PROBLEM REQUIREMENTS => Here is a listing. Set it down again exactly.

--*--

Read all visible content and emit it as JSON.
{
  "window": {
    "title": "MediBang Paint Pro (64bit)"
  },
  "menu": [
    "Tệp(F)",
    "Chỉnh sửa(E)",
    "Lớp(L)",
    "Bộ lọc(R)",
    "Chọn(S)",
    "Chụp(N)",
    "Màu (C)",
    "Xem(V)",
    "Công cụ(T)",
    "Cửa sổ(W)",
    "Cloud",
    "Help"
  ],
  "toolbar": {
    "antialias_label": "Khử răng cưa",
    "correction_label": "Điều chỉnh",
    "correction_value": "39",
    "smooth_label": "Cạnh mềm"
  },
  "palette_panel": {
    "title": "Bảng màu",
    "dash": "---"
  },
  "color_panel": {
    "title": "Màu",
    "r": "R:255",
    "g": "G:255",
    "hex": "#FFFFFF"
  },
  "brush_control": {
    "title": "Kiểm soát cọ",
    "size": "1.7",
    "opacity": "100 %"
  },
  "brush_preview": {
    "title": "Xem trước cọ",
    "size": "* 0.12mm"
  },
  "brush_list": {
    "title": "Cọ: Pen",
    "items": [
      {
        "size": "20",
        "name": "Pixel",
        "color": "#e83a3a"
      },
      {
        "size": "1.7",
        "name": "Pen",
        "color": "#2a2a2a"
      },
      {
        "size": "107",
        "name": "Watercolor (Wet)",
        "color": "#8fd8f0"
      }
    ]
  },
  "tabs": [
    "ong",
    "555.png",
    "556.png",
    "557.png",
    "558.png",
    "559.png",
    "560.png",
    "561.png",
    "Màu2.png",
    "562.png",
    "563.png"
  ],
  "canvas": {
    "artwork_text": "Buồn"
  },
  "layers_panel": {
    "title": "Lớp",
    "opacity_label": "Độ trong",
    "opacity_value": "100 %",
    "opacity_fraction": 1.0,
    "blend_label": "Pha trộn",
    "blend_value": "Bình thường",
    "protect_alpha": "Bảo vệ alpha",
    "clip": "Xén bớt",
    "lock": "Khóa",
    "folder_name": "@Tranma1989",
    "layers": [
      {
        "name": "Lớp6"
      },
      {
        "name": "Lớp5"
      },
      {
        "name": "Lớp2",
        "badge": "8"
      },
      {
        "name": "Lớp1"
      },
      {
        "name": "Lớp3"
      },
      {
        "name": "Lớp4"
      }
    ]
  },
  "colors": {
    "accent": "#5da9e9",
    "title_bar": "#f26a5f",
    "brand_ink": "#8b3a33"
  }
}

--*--

REPLY TO THE EXERCISE =>
Read all visible content and emit it as JSON.
{
  "window": {
    "title": "MediBang Paint Pro (64bit)"
  },
  "menu": [
    "Tệp(F)",
    "Chỉnh sửa(E)",
    "Lớp(L)",
    "Bộ lọc(R)",
    "Chọn(S)",
    "Chụp(N)",
    "Màu (C)",
    "Xem(V)",
    "Công cụ(T)",
    "Cửa sổ(W)",
    "Cloud",
    "Help"
  ],
  "toolbar": {
    "antialias_label": "Khử răng cưa",
    "correction_label": "Điều chỉnh",
    "correction_value": "39",
    "smooth_label": "Cạnh mềm"
  },
  "palette_panel": {
    "title": "Bảng màu",
    "dash": "---"
  },
  "color_panel": {
    "title": "Màu",
    "r": "R:255",
    "g": "G:255",
    "hex": "#FFFFFF"
  },
  "brush_control": {
    "title": "Kiểm soát cọ",
    "size": "1.7",
    "opacity": "100 %"
  },
  "brush_preview": {
    "title": "Xem trước cọ",
    "size": "* 0.12mm"
  },
  "brush_list": {
    "title": "Cọ: Pen",
    "items": [
      {
        "size": "20",
        "name": "Pixel",
        "color": "#e83a3a"
      },
      {
        "size": "1.7",
        "name": "Pen",
        "color": "#2a2a2a"
      },
      {
        "size": "107",
        "name": "Watercolor (Wet)",
        "color": "#8fd8f0"
      }
    ]
  },
  "tabs": [
    "ong",
    "555.png",
    "556.png",
    "557.png",
    "558.png",
    "559.png",
    "560.png",
    "561.png",
    "Màu2.png",
    "562.png",
    "563.png"
  ],
  "canvas": {
    "artwork_text": "Buồn"
  },
  "layers_panel": {
    "title": "Lớp",
    "opacity_label": "Độ trong",
    "opacity_value": "100 %",
    "opacity_fraction": 1.0,
    "blend_label": "Pha trộn",
    "blend_value": "Bình thường",
    "protect_alpha": "Bảo vệ alpha",
    "clip": "Xén bớt",
    "lock": "Khóa",
    "folder_name": "@Tranma1989",
    "layers": [
      {
        "name": "Lớp6"
      },
      {
        "name": "Lớp5"
      },
      {
        "name": "Lớp2",
        "badge": "8"
      },
      {
        "name": "Lớp1"
      },
      {
        "name": "Lớp3"
      },
      {
        "name": "Lớp4"
      }
    ]
  },
  "colors": {
    "accent": "#5da9e9",
    "title_bar": "#f26a5f",
    "brand_ink": "#8b3a33"
  }
}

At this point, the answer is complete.